Answer: yes

More technology in the classroom has long been a policy-making panacea. But mounting evidence shows that showering students, especially those from struggling families, with networked devices will not shrink the class divide in education. If anything, it will widen it.

In the early 2000s, the Duke University economists Jacob Vigdor and Helen Ladd tracked the academic progress of nearly one million disadvantaged middle-school students against the dates they were given networked computers. The researchers assessed the students’ math and reading skills annually for five years, and recorded how they spent their time. The news was not good.

“Students who gain access to a home computer between the 5th and 8th grades tend to witness a persistent decline in reading and math scores,” the economists wrote, adding that license to surf the Internet was also linked to lower grades in younger children.

In fact, the students’ academic scores dropped and remained depressed for as long as the researchers kept tabs on them. What’s worse, the weaker students (boys, African-Americans) were more adversely affected than the rest. When their computers arrived, their reading scores fell off a cliff.

[snip]

An unquestioned belief in the power of gadgetry has already led to educational snafus. Beginning in 2006, the nonprofit One Laptop Per Child project envisioned a digital utopia in which all students over 6 years old, worldwide, would own their own laptops. Impoverished children would thus have the power to go online and educate themselves — no school or teacher required.
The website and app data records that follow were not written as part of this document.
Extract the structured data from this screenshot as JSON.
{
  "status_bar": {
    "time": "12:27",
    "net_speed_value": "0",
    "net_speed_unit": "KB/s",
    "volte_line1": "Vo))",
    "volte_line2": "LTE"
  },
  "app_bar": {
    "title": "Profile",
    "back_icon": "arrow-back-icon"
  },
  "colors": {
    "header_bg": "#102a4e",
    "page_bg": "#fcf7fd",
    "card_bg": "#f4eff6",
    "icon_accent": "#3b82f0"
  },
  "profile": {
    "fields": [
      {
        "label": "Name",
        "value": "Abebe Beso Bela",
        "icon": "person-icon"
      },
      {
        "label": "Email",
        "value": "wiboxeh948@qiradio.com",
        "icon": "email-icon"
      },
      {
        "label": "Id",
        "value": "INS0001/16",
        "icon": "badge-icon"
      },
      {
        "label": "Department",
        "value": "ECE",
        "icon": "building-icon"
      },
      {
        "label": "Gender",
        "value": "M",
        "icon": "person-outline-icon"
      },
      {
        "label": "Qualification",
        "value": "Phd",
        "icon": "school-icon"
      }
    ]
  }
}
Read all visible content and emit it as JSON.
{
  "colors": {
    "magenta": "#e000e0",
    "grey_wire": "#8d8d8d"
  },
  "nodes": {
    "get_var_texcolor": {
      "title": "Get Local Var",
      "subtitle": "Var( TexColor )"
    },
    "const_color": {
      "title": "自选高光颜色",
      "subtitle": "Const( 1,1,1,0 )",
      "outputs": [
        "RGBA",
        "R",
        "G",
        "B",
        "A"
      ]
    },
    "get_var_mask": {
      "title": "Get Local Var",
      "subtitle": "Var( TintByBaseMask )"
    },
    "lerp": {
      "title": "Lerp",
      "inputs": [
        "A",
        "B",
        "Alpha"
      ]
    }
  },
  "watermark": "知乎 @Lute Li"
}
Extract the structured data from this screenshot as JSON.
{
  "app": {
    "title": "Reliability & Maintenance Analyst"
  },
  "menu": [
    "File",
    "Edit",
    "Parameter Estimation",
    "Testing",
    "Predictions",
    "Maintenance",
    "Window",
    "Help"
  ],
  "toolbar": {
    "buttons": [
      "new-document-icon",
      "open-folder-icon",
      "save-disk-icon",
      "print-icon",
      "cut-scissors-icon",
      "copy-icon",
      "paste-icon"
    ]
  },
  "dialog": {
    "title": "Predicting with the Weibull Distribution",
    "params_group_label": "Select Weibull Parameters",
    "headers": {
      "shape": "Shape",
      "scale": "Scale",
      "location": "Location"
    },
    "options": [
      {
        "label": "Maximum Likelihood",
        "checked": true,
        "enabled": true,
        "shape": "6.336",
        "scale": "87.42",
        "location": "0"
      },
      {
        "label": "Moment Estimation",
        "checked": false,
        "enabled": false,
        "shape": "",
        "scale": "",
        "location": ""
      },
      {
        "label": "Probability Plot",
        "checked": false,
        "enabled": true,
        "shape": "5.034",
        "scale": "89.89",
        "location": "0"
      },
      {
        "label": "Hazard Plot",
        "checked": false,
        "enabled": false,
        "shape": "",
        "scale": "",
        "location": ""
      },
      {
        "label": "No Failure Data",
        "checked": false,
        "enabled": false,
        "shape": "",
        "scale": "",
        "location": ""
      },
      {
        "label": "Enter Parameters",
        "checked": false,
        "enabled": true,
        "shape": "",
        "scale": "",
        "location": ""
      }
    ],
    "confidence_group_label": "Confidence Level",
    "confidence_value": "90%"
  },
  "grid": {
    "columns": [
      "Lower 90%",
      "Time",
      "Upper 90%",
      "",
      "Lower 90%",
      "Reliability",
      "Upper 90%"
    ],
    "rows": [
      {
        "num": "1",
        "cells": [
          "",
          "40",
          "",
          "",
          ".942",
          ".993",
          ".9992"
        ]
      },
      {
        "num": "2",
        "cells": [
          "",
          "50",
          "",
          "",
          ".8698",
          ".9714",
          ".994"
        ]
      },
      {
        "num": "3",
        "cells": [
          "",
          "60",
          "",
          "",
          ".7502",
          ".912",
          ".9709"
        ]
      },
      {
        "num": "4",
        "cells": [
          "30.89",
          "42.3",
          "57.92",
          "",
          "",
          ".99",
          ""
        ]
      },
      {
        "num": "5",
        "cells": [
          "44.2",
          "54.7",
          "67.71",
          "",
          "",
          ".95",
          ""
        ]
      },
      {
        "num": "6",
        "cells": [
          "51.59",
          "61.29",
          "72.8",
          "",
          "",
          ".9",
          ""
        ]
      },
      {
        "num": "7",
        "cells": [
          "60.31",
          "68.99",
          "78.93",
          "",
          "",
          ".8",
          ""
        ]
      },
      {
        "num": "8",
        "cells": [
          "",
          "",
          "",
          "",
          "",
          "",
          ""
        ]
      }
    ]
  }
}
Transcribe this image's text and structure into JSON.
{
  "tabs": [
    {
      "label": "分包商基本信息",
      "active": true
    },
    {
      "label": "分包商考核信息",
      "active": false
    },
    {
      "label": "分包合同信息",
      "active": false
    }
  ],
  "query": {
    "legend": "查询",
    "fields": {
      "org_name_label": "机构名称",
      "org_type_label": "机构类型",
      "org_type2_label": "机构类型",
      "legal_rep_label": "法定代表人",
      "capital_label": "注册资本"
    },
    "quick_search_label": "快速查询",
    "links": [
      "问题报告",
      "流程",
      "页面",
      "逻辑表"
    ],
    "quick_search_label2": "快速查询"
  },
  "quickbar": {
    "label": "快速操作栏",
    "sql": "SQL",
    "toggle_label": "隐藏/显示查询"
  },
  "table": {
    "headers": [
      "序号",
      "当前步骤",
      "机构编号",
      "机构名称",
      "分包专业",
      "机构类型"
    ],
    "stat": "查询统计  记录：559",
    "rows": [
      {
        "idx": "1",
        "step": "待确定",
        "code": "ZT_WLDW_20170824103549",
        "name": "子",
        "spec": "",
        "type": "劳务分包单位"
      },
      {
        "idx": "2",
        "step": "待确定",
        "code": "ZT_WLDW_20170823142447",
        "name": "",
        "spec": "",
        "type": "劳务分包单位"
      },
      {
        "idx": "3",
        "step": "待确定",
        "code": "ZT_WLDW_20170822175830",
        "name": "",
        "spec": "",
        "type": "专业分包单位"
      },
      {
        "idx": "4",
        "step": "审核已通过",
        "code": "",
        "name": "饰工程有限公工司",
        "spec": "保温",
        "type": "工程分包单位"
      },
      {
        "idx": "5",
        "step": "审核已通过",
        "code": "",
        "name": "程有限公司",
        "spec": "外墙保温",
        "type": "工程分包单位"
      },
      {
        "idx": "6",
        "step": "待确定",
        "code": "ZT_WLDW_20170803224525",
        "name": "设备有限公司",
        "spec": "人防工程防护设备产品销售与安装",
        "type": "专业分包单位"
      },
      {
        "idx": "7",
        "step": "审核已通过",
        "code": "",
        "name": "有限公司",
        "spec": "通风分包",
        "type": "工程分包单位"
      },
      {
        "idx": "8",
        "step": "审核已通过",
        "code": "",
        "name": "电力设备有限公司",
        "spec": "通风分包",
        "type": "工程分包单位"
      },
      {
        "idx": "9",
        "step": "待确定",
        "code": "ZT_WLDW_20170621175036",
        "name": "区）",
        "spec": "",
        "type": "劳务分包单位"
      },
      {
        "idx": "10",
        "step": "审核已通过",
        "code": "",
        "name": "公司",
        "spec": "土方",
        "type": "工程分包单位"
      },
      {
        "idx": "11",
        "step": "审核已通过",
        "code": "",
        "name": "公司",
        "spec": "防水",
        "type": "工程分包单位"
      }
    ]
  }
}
With laptops for poor children initially priced at $400, donations poured in.

But the program didn’t live up to the ballyhoo. For one thing, the machines were buggy and often broke down. And when they did work, the impoverished students who received free laptops spent more time on games and chat rooms and less time on their homework than before, according to the education researchers Mark Warschauer and Morgan Ames.

Can Students Have Too Much Tech? By SUSAN PINKER JAN. 30, 2015

AND SEE: